A review of Tori's April 11, 2005 concert in Philadelphia, PA appeared in the April 13, 2005 edition of The Philadelphia Inquirer.
You can read this review online at philly.com or below. All the reviews for this Philadelphia show can be found here.
Tori Amos, too good yet true
The pop singer played it perfectly safe for her reverential fans.
By Amy Phillips
Tori Amos' performance at Verizon Hall at the Kimmel Center Monday night was a study in perfection.
The acoustics of the Philadelphia Orchestra's home base allowed the flame-haired piano thrush's undulating melodies to float heavenward unobstructed, and her warm, moist vocals to sound like sweet nothings being whispered in each individual audience member's ears.
The sold-out crowd responded with reverential silence as she played, and rapturous applause between songs. Members of Amos' devoted cult of fans frantically text-messaged each other the set list on their cell phones, and a throng of Tori-philes even rushed the stage at the beginning of her encore - perhaps the first time the Kimmel Center's hallowed walls had witnessed such behavior.
Perfection, however, can have its downside.
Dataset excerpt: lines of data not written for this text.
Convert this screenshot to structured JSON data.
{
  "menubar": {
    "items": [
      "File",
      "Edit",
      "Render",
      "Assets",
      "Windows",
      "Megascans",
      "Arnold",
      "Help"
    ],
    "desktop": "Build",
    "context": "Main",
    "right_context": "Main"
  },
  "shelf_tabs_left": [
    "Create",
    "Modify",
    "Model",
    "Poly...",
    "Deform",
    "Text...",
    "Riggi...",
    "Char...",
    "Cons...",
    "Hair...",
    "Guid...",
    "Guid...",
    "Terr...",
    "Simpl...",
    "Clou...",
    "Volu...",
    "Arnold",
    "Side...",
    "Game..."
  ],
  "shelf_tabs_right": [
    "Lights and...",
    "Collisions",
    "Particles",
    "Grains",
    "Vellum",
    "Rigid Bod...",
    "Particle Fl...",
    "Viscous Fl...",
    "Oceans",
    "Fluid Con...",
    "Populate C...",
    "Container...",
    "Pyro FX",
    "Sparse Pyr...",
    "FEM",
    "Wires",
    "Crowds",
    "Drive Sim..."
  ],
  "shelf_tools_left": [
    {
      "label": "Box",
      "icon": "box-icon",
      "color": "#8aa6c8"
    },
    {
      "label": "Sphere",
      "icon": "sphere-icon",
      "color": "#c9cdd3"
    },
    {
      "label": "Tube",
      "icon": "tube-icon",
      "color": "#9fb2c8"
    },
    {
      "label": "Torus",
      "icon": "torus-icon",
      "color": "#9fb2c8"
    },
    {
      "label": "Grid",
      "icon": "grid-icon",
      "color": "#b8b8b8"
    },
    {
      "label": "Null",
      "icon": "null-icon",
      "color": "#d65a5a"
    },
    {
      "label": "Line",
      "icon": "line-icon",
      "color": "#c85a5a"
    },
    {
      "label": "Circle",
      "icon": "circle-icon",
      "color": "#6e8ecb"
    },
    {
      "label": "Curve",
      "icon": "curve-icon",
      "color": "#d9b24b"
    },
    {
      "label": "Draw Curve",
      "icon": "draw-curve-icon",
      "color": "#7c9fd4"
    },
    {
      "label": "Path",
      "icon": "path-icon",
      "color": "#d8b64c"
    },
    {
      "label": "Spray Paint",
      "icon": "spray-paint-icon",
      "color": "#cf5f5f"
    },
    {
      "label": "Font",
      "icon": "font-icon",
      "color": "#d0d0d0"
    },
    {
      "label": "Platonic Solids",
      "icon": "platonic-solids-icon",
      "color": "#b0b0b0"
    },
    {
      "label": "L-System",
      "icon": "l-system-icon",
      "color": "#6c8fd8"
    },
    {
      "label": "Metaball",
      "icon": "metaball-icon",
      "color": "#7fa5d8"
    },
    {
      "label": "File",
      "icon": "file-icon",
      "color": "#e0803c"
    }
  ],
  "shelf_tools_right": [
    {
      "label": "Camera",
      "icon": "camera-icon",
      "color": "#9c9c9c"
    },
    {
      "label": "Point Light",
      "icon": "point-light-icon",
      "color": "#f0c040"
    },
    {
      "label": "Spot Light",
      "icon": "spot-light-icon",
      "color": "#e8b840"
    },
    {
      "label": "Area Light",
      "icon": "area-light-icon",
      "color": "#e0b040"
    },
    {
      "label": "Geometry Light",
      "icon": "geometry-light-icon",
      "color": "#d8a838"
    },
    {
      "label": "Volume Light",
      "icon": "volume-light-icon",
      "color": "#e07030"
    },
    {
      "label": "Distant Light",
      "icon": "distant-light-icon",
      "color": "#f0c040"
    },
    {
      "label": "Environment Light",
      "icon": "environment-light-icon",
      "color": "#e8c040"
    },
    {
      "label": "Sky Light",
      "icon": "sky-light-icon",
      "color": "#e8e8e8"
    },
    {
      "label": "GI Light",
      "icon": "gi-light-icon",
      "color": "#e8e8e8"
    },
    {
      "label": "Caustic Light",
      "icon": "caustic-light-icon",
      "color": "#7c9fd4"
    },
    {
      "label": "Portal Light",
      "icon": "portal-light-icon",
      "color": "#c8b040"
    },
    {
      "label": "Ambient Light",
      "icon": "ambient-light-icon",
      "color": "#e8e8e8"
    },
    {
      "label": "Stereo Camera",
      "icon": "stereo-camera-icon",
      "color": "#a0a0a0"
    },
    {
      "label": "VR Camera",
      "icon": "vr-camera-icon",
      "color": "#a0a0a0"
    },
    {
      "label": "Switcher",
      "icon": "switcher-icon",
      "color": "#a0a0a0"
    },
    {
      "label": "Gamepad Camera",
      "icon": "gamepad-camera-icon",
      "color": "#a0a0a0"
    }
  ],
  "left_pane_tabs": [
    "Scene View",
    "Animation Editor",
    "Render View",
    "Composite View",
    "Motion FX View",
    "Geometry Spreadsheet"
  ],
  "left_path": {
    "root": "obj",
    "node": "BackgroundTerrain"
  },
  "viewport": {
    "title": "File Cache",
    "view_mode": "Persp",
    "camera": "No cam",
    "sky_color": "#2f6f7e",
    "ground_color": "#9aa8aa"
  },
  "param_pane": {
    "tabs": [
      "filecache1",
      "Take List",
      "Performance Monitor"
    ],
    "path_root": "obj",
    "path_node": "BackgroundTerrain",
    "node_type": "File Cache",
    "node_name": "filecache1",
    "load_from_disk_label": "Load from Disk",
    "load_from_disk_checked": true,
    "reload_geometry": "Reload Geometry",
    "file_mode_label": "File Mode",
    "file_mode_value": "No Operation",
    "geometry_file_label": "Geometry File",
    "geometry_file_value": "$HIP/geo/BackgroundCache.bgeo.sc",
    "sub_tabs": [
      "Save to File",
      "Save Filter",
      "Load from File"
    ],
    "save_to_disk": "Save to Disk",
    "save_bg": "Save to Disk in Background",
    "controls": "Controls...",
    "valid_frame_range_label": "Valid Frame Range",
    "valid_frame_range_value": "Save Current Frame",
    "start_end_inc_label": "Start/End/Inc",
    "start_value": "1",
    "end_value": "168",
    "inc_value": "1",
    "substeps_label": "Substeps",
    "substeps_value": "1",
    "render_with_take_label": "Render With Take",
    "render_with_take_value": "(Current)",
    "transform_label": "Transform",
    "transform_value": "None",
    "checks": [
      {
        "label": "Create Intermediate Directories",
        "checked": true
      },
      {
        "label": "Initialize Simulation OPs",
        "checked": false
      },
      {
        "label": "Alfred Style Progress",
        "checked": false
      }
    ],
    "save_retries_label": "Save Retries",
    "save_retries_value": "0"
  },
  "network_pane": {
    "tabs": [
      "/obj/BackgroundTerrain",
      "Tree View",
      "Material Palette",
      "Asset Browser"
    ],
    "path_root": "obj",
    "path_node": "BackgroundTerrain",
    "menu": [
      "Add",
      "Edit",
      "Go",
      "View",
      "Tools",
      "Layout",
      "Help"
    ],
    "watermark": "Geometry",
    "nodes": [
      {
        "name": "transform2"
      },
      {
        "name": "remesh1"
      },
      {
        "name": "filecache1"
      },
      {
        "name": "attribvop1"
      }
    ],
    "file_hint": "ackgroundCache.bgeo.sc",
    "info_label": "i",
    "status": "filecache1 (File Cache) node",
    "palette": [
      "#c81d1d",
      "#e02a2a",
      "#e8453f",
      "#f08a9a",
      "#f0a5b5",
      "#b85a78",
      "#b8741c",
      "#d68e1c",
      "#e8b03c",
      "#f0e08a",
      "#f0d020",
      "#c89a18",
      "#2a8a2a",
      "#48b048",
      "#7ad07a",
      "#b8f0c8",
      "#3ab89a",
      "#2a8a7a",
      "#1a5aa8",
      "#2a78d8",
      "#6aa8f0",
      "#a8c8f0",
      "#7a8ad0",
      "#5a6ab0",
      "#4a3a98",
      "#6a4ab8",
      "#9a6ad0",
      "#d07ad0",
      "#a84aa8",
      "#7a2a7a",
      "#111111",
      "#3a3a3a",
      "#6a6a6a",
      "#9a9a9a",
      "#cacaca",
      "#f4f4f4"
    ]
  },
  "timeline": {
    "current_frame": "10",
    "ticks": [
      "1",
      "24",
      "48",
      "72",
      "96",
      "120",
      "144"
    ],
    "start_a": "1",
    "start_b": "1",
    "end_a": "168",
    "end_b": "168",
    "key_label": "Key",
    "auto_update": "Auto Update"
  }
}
Amos' hour-and-a-half set was so exquisitely wrought that as the night wore on, it started to feel like a glass-encased museum piece rather than a live pop concert.
Although she switched between a Bsendorfer grand piano and three different organs - sometimes banging away at two instruments at once - the songs tended to melt together, anonymously.
Her renditions of tracks from her latest album, The Beekeeper, such as "Mother Revolution," "The Power of Orange Knickers" and "Toast," as well as old favorites such as "Yes, Anastasia" and "Winter," were slower and more sensuous than the original versions, with Amos lingering over vowel sounds and frequently adding arpeggiated fills. Even a cover of Bruce Springsteen's "Streets of Philadelphia," which Amos said she had never attempted before, seamlessly blended in with the sonic wallpaper.
Watching Tori Amos in action is truly a marvel. She can unite the spiritual and sexual worlds with just a swivel of her hips as she straddles the piano bench, or attack her instrument with the athleticism of a prizefighter. But when she plays it safe, she risks disappearing in her own flawlessness.